*WHAT THE TASK REQUIRES*
The task calls for each line of the records below in which the word "process" appears.

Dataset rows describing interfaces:
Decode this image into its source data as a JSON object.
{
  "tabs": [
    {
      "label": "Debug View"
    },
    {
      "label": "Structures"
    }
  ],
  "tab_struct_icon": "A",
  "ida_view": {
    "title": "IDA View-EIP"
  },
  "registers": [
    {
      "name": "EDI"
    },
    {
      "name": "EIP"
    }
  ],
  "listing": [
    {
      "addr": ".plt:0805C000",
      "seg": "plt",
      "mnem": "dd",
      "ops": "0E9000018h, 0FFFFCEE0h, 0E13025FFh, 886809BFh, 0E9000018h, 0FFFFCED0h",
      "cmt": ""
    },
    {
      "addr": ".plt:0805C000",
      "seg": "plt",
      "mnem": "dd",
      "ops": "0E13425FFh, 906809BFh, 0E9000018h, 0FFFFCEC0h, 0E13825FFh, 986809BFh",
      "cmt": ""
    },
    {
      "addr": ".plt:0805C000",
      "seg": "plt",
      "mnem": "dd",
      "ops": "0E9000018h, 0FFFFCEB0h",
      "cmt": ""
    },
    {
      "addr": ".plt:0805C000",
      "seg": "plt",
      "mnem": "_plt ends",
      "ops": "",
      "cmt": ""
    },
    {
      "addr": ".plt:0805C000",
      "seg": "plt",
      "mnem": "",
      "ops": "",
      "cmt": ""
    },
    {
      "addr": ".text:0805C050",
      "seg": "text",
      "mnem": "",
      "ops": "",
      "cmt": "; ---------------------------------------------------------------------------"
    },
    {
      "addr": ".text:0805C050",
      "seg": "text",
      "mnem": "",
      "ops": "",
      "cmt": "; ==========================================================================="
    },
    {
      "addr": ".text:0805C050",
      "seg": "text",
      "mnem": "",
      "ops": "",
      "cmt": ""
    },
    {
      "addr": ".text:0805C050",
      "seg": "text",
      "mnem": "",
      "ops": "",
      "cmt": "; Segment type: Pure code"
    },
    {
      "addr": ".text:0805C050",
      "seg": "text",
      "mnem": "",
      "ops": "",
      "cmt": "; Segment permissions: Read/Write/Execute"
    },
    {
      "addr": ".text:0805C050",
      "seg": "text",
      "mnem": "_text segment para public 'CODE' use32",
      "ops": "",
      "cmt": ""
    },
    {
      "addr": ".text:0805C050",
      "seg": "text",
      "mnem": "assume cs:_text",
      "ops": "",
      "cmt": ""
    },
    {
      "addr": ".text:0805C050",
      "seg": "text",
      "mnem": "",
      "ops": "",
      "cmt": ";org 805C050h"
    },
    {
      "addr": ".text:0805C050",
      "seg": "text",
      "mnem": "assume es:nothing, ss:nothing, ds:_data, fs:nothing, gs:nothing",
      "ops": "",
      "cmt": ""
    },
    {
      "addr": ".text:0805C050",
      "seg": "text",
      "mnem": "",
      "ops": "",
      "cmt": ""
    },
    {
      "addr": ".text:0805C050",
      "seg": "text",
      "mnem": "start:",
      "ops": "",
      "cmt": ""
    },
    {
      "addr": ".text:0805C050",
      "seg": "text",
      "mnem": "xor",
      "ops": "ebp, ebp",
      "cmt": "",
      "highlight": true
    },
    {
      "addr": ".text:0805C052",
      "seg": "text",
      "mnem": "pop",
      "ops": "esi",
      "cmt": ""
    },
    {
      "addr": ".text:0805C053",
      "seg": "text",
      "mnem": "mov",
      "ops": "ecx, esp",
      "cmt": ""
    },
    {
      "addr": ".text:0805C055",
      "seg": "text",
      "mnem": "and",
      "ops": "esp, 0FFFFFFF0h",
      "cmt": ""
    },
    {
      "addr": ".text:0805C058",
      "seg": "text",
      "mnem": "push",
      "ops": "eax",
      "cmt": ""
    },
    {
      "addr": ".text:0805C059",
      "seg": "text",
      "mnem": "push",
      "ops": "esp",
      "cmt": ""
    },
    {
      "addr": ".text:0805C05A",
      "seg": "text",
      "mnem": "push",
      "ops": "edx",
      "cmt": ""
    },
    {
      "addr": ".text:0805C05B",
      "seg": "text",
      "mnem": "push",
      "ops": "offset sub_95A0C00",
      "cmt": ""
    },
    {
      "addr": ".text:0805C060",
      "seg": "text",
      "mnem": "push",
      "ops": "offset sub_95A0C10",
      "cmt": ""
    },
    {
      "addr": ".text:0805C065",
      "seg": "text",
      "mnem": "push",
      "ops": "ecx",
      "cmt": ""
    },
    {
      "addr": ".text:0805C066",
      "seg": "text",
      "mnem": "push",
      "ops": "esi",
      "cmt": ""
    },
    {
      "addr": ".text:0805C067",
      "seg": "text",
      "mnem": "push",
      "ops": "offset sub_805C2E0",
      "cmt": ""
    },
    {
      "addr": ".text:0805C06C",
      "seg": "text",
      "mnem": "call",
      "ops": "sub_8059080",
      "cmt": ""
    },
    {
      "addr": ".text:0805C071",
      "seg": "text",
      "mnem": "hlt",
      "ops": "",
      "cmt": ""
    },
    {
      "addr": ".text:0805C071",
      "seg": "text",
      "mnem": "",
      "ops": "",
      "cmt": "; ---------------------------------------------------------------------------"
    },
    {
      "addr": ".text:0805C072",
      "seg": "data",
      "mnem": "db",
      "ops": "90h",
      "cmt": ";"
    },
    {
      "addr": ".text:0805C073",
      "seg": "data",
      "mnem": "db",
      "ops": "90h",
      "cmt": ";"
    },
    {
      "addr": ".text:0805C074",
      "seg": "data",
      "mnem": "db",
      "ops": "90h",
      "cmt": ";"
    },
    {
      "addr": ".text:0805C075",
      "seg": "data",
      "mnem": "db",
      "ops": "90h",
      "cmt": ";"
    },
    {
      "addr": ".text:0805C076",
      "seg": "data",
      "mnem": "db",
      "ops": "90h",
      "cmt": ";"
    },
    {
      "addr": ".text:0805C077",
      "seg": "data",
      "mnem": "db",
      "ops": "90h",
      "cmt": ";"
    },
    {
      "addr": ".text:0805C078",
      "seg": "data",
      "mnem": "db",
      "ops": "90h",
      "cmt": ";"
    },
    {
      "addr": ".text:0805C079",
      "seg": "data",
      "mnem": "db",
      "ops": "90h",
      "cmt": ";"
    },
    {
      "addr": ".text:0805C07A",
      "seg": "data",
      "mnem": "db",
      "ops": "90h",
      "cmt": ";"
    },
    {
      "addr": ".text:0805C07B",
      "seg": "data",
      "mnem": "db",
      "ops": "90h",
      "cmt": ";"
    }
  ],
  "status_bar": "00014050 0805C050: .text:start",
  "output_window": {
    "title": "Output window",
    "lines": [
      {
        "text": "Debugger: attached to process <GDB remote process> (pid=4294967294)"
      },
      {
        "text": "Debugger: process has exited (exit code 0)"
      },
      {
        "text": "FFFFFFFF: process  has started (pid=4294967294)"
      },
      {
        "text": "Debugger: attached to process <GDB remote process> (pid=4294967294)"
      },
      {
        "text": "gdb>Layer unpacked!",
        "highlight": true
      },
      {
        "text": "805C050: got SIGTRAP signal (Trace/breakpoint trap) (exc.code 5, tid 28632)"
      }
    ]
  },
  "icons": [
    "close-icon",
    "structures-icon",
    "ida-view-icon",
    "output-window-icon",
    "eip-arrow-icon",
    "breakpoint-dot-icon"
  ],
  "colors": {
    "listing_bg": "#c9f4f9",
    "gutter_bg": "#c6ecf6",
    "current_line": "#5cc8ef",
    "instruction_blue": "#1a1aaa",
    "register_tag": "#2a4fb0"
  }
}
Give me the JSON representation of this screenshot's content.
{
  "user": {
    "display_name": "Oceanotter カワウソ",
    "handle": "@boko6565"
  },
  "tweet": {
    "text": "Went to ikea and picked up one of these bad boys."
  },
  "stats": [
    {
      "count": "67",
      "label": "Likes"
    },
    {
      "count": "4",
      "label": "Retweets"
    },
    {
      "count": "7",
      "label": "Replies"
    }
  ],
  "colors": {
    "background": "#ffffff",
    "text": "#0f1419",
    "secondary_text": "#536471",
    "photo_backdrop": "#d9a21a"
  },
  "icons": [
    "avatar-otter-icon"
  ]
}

*SOLUTION FOR THIS EXERCISE*
        "text": "Debugger: attached to process <GDB remote process> (pid=4294967294)"
        "text": "Debugger: process has exited (exit code 0)"
        "text": "FFFFFFFF: process  has started (pid=4294967294)"
        "text": "Debugger: attached to process <GDB remote process> (pid=4294967294)"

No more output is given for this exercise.